The male, as a rule, is larger and has brighter coloring than that of the female; also the body is noticeably higher, especially that of reproductive male species. When the forepart of the fish dorsal fin is folded, it reaches the beginning of the dorsal end. The edge of dorsal and anal fin ends of the female species is usually more rounded, than that of the male ones.

The color palette of most kinds of females is shifted towards gray-brown colors.

If you can’t see these signs, it’s better to get a bit larger number of the fish than it is required. Later you can leave proper number of the fish in a tank depending on their coloring.


For dwarf neon rainbowfish breeding it is enough to have a tank 50-60 cm long. The determinal factor here is only the number of breeders put for spawning into the tank simultaneously.

As for the spawning substrate, you can use several bushes of small leaved aquarium plants (Java moss) and put them along the walls or in the corner of the spawning tank. Tank water parameters don’t have any crucial significance, but it is rather preferable that the water is soft close to the neutral pH value.

The number of dwarf neon rainbowfish male species in the group of fish put for spawning should be slightly bigger, than that of the females.

It’d be rather helpful to keep the breeders separately before spawning, since this shortens the spawning time and allows obtaining the largest possible amount of eggs in 2-3 day period. Diversified diet and high feeding during this period as well as frequent renews of sufficient amount of tank water will also stimulate the spawning process.

Rainbowfishes spawn in portions. Every day during one or two weeks the female lays from 5 to 50 eggs on the plant substrate or capron threads, then there is a break that lasts for couple of weeks.

The breeding group consisting of two females and three male species can lay from 200 to 300 eggs in a week.

Eggs on the plant substrate are rather small at the beginning, but soon they will swell and grow to be up to almost 1.5 mm in diameter. Total number of the eggs is defined by the time during which the breeders stay in the spawning tank (from 2-3 to 7-8 days), their condition and number.

The eggs stick to the substrate by means of filamentary shoots. Since the breeders are capable of eating their eggs, they should be moved together with the substrate into another tank filled with water having the same parameters for further incubation.

The temperature in the incubator should be maintained constant ( ± 1°C), besides moderate aeration is also required. It is possible to add a small amount of some fungicidal agent into the water, for example, methylene blue.

Due to the size and sensitivity its embryos are quite susceptible to many kinds of organic and inorganic compounds dissolved in the water.

That’s why one of the most important conditions of successful breeding is high water quality.

Eggs of the most rainbowfishes don’t develop at daylight. For this reason, lighting in the spawning tank should be dim.

All rainbowfishes have one interesting peculiarity. Unlike other fishes, their larval stage occurs in the eggs.
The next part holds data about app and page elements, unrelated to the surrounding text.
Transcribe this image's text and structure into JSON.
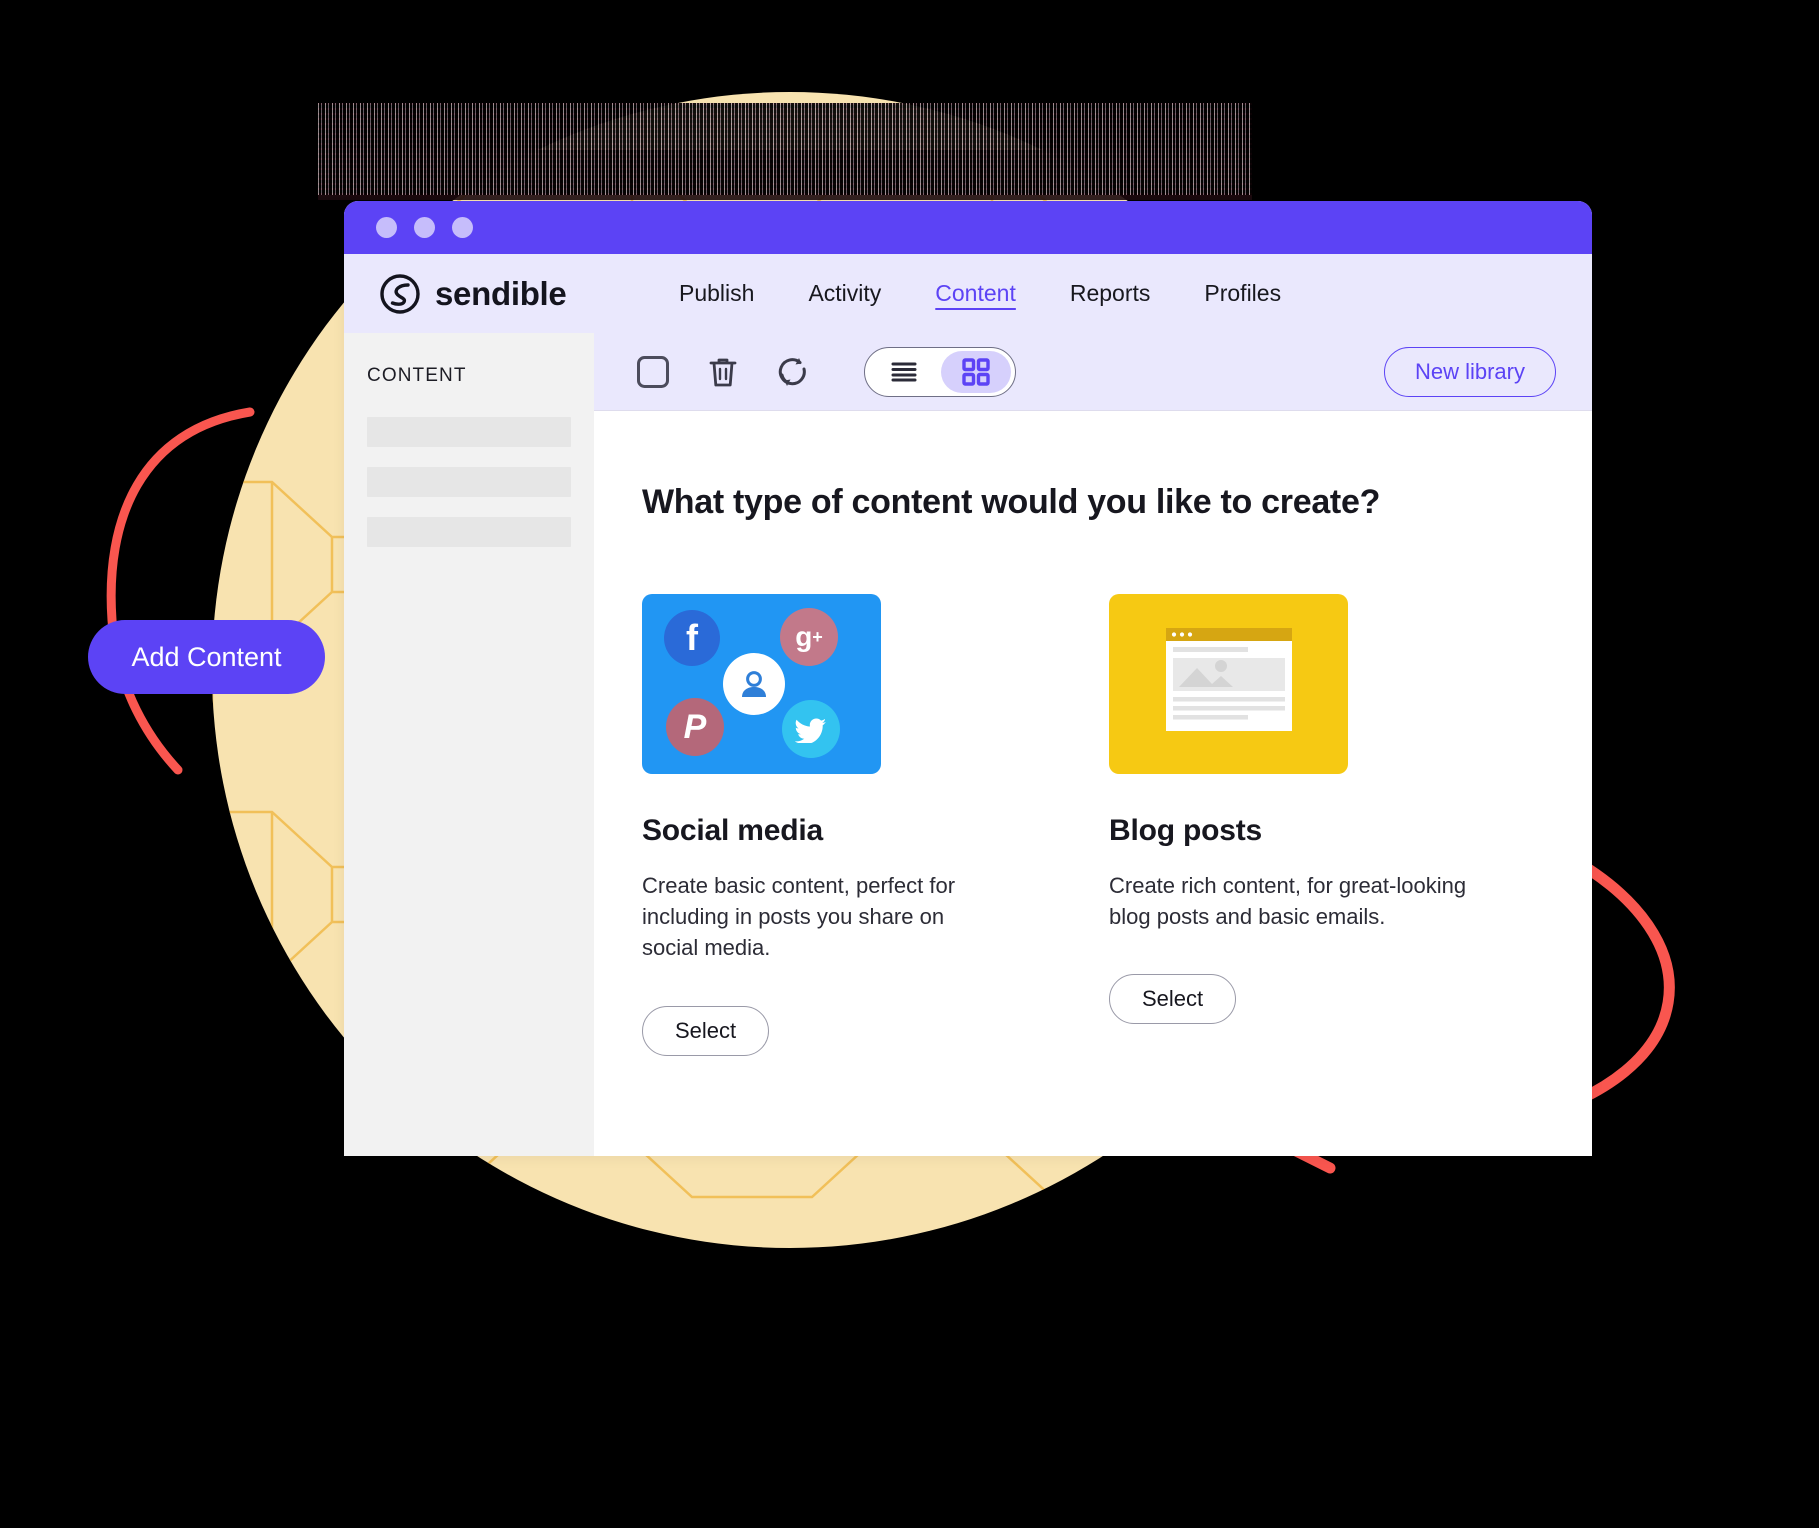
{
  "colors": {
    "brand_purple": "#5c43f5",
    "nav_bg": "#eae8fd",
    "titlebar": "#5c43f5",
    "sidebar_bg": "#f2f2f2",
    "circle_yellow": "#f8e3b0",
    "hex_line": "#f0ba4a",
    "arrow_red": "#f9564f",
    "social_blue": "#2196f3",
    "blog_yellow": "#f6c913"
  },
  "annotation": {
    "pill_label": "Add Content"
  },
  "window": {
    "titlebar": {
      "dots": [
        "dot-1",
        "dot-2",
        "dot-3"
      ]
    },
    "nav": {
      "brand": "sendible",
      "brand_icon": "sendible-logo-icon",
      "links": [
        {
          "label": "Publish",
          "active": false
        },
        {
          "label": "Activity",
          "active": false
        },
        {
          "label": "Content",
          "active": true
        },
        {
          "label": "Reports",
          "active": false
        },
        {
          "label": "Profiles",
          "active": false
        }
      ]
    },
    "sidebar": {
      "title": "CONTENT",
      "placeholder_rows": 3
    },
    "toolbar": {
      "icons": [
        "checkbox-icon",
        "trash-icon",
        "refresh-icon"
      ],
      "view_toggle": {
        "list_icon": "list-view-icon",
        "grid_icon": "grid-view-icon",
        "selected": "grid"
      },
      "new_library_label": "New library"
    },
    "main": {
      "heading": "What type of content would you like to create?",
      "cards": [
        {
          "id": "social-media",
          "title": "Social media",
          "description": "Create basic content, perfect for including in posts you share on social media.",
          "button_label": "Select",
          "thumb_icons": [
            "facebook-icon",
            "google-plus-icon",
            "person-icon",
            "pinterest-icon",
            "twitter-icon"
          ]
        },
        {
          "id": "blog-posts",
          "title": "Blog posts",
          "description": "Create rich content, for great-looking blog posts and basic emails.",
          "button_label": "Select",
          "thumb_icons": [
            "browser-window-icon",
            "image-placeholder-icon"
          ]
        }
      ]
    }
  }
}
And when juveniles hatch from the eggs, they are already able to feed and swim actively.

Usually about 7-10 days pass from the day of laying eggs till the time when the juveniles hatch. You can keep the adult fishes in the spawning tank till the first juveniles appear. Dwarf neon rainbowfish don’t eat their eggs, but the chances are high that they may start eating the juveniles.

Newborn juveniles gather is large groups near the tank water surface, where the lighting is more intensive.

The juveniles are rather small sized. As a start food for them it’s better to use artificial food for aquarium juveniles, later it can be brine shrimp nauplii.

At that, growing the juveniles by feeding them with artificial food quite often has better results, then in case of natural microplankton diet. The thing is, that at early stages juveniles are more demanding, than grown up juveniles and adult, and they often refuse to eat at all if you give them nauplii of some other kind.

The dwarf rainbowfish neon juveniles grow unevenly, that’s why you should sort them from time to time. Otherwise, larger species may eat their smaller fellows.

For the same reason, it’s not a good idea to keep juveniles of different ages in one tank.